Dutch elections will test the viability of the populist right in Europe. Fillon tries to stabilize the French center right as Macron gains support from left and center. Federal Reserve likely to raise rates for the first time in 2017. All in The Week Ahead.
Dutch elections will test the viability of the populist right in Europe
This Wednesday, Dutch voters will cast their ballots for the 150-member House of Representatives. Given the low electoral threshold for entry, there are likely to be a number of parties that ultimately end up back in the House. However, the most attention will be paid to the five biggest parties: the Liberals (VVD), Labour (PvdA), Socialists (SP), Freedom Party (PVV), and Christian Democrats (CDA).
For much of this electoral cycle, the PVV stood ahead of the pack, likely to supplant Prime Minister Rutte’s Liberals, and possibly wreak havoc in the months of negotiations that are likely to ensue following the election, as the political parties attempt to forge a workable majority. However, the Geert Wilders’-led PVV has steadily lost support in polling since January, and the Liberals are now slated to emerge with more seats, though the margin is close enough that it is entirely possible that either the PVV or VVD will end up as the top vote-getter. The other political parties also appear to have gained following the decline of the PVV’s electoral position.
Should this trend continue on election day, some combination of the Liberals, Christian Democrats, Labour, and Socialists may be able to forge a workable governing majority and Prime Minister Rutte may end up remaining prime minister. The current cabinet is run by the Liberals and Labour Party in a grand coalition. The election may come down to the last few days, where two major debates between nearly all party leaders occurs on Monday and Tuesday.
Although the months of negotiation ahead may reduce the immediate impact most elections generally have, if the PVV does emerge as the largest party, it would send a strong populist signal. Wilders has campaigned for years on a staunchly anti-Islam platform, and given the political climate in Europe and the debate about immigration and security, a win by Wilders could bolster the position of far-right political parties across Europe, particularly the Front National in France.
Fillon tries to stabilize the French center right as Macron gains support from left and center
On Wednesday, French presidential candidate Francois Fillon will appear before a three-judge panel related to charges that he improperly paid members of his family for official work that they may not have done. Legal experts believe it is likely they will inform him he may be formally charged in the alleged wrongdoing. The Republicains spent last week slowly reconsolidating around its candidate, with former presidential candidate Alain Juppe severely castigating, and then ultimately re-endorsing, Fillon. After rumors that another party member may rise as a potential “in waiting”, none emerged and both the Republicans and the centrist UDI party maintained their allegiance to him.

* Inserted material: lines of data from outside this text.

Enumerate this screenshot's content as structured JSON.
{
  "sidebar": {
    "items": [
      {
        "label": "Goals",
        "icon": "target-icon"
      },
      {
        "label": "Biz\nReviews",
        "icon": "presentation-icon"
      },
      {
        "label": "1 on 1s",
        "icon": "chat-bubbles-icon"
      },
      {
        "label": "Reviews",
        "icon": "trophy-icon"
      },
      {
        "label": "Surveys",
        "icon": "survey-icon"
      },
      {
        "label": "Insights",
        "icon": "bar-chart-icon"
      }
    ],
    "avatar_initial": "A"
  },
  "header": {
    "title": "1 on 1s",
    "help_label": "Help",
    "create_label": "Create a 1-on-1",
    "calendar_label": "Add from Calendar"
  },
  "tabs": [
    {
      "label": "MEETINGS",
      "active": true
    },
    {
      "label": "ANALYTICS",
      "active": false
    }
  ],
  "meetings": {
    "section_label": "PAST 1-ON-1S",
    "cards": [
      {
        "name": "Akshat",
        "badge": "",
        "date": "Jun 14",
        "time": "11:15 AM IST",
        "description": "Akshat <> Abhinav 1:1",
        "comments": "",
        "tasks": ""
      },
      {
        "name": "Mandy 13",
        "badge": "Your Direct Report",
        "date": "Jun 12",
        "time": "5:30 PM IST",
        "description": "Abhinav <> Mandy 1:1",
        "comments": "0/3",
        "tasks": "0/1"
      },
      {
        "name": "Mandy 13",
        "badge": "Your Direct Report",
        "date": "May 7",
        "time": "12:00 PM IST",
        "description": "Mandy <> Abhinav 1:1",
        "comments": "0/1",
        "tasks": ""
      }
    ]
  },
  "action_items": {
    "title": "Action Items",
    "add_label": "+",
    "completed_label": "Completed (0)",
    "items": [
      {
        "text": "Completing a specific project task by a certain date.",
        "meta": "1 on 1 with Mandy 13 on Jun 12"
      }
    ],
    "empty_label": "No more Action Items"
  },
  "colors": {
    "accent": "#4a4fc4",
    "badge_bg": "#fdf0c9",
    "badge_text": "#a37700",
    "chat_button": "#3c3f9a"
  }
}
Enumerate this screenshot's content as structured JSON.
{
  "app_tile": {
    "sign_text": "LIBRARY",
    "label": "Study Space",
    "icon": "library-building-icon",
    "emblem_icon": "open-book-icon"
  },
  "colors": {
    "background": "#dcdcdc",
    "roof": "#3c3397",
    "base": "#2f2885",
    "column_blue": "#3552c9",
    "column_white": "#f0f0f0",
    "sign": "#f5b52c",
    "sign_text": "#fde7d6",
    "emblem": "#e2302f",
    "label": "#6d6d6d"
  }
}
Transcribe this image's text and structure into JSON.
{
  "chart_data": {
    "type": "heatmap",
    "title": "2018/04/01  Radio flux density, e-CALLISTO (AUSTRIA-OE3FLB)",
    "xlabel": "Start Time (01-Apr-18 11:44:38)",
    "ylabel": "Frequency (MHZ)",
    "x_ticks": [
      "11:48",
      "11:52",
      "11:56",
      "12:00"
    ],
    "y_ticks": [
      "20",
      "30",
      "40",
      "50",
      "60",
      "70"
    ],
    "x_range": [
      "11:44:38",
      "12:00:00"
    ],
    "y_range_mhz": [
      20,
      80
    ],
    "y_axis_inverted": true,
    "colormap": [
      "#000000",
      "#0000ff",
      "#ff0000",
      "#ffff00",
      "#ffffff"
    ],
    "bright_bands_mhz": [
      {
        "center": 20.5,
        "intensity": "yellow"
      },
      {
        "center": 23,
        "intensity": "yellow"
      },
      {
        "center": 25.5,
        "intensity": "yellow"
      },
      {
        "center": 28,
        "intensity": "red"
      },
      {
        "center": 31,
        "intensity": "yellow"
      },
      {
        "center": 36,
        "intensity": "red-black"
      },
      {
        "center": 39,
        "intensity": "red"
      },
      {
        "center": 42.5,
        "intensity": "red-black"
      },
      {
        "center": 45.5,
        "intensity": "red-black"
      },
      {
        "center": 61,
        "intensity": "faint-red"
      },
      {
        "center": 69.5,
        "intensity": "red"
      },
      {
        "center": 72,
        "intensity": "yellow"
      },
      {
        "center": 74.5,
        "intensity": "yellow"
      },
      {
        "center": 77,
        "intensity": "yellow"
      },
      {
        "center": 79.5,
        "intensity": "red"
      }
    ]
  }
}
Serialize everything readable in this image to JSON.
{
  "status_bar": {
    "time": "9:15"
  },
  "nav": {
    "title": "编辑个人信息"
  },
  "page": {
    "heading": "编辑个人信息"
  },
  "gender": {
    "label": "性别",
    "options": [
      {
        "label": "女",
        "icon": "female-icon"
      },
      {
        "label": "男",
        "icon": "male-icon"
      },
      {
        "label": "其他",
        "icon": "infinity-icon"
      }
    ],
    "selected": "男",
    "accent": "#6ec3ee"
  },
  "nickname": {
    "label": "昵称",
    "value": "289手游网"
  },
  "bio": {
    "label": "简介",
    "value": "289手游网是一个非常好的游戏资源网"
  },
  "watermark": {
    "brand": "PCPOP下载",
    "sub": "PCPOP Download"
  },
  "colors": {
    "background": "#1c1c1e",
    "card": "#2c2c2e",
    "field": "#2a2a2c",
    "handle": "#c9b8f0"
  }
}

Meanwhile, independent Emmanuel Macron gained support from elevated figures on the left and right: last Wednesday former Socialist mayor of Paris Bertrand Delanoe, endorsed Macron over Socialist presidential candidate Benoit Hamon, who he viewed as having policies that are too radical to unite the French left. Centrist Francois Bayrou, mayor of Pau, endorsed him a few weeks ago. Thus, Macron appears to have crafted a path to get to the second round of the presidential election, though turnout is difficult to gauge this early.
On the far-right side, Marine le Pen has managed to maintain her standing among her own supporters despite her own legal troubles, though the rise of a new rightist candidate, Francois Asselineau, has the potential to siphon votes away from her, particularly in cities. Though this is unlikely to change her position as one of the top two vote-getters, emerging second from the 1st round could severely limit her chances of ultimately winning the election.
Federal Reserve likely to raise rates for the first time in 2017
This Wednesday, The U.S. Federal Reserve is likely to raise interest rates, with markets expecting the Fed will raise the federal funds rate to 25 basis points to between 0.75% and 1%. This rate increase will be important from a number of perspectives.
First, the remarks from Federal Reserve Chair Janet Yellen will be important in getting an idea of the Fed’s forecast for future rate increases, although previous projections have generally ended up being more optimistic than the final policy decisions. Second, the rise in interest rates could lead to interest rate decisions around the world, particularly if Chair Yellen’s statement indicates a more aggressive Fed reserve in the short and medium term. Third, the response from the White House, which has held a deeply skeptical view of the Federal Reserve and has been adopted by fringes of the right wing in the United States, will likely be indicative of the White House’s formal attitude towards the Federal Reserve. Any statements and moves that appear to indicate a lack of confidence in the Federal Reserve to carry out policies in an objective way could reduce the perceived credibility of the Fed on the conservative end of the American political spectrum.
The Week Ahead provides analytical foresight on the economic consequences of upcoming political developments. Covering a number of future occurrences across the globe, The Week Ahead presents a series of potential upside/downside risks, shedding light on how political decisions affect economic outcomes.
This edition of The Week Ahead was written by GRI Analyst Brian Daigle.